— EXERCISE REQUIREMENTS —
Write out every record below exactly, so that nothing differs from what is shown.

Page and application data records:
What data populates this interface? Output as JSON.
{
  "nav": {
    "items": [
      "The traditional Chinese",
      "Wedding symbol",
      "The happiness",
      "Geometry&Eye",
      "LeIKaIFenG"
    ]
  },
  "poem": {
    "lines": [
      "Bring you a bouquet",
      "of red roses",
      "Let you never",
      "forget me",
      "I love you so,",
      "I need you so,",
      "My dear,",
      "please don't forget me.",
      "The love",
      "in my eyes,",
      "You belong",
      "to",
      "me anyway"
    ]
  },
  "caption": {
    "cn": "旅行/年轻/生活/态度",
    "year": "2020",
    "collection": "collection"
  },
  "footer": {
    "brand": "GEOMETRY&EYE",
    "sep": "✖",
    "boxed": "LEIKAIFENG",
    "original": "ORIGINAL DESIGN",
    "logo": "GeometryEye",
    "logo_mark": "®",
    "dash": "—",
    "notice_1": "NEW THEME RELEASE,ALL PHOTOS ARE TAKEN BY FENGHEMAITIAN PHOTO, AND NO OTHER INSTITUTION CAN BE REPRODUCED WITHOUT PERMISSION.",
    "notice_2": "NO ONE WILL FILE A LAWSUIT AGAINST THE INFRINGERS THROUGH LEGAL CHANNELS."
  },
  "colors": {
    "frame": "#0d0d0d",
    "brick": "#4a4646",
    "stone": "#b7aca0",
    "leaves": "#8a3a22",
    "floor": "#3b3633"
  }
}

— ANSWER SECTION —
What data populates this interface? Output as JSON.
{
  "nav": {
    "items": [
      "The traditional Chinese",
      "Wedding symbol",
      "The happiness",
      "Geometry&Eye",
      "LeIKaIFenG"
    ]
  },
  "poem": {
    "lines": [
      "Bring you a bouquet",
      "of red roses",
      "Let you never",
      "forget me",
      "I love you so,",
      "I need you so,",
      "My dear,",
      "please don't forget me.",
      "The love",
      "in my eyes,",
      "You belong",
      "to",
      "me anyway"
    ]
  },
  "caption": {
    "cn": "旅行/年轻/生活/态度",
    "year": "2020",
    "collection": "collection"
  },
  "footer": {
    "brand": "GEOMETRY&EYE",
    "sep": "✖",
    "boxed": "LEIKAIFENG",
    "original": "ORIGINAL DESIGN",
    "logo": "GeometryEye",
    "logo_mark": "®",
    "dash": "—",
    "notice_1": "NEW THEME RELEASE,ALL PHOTOS ARE TAKEN BY FENGHEMAITIAN PHOTO, AND NO OTHER INSTITUTION CAN BE REPRODUCED WITHOUT PERMISSION.",
    "notice_2": "NO ONE WILL FILE A LAWSUIT AGAINST THE INFRINGERS THROUGH LEGAL CHANNELS."
  },
  "colors": {
    "frame": "#0d0d0d",
    "brick": "#4a4646",
    "stone": "#b7aca0",
    "leaves": "#8a3a22",
    "floor": "#3b3633"
  }
}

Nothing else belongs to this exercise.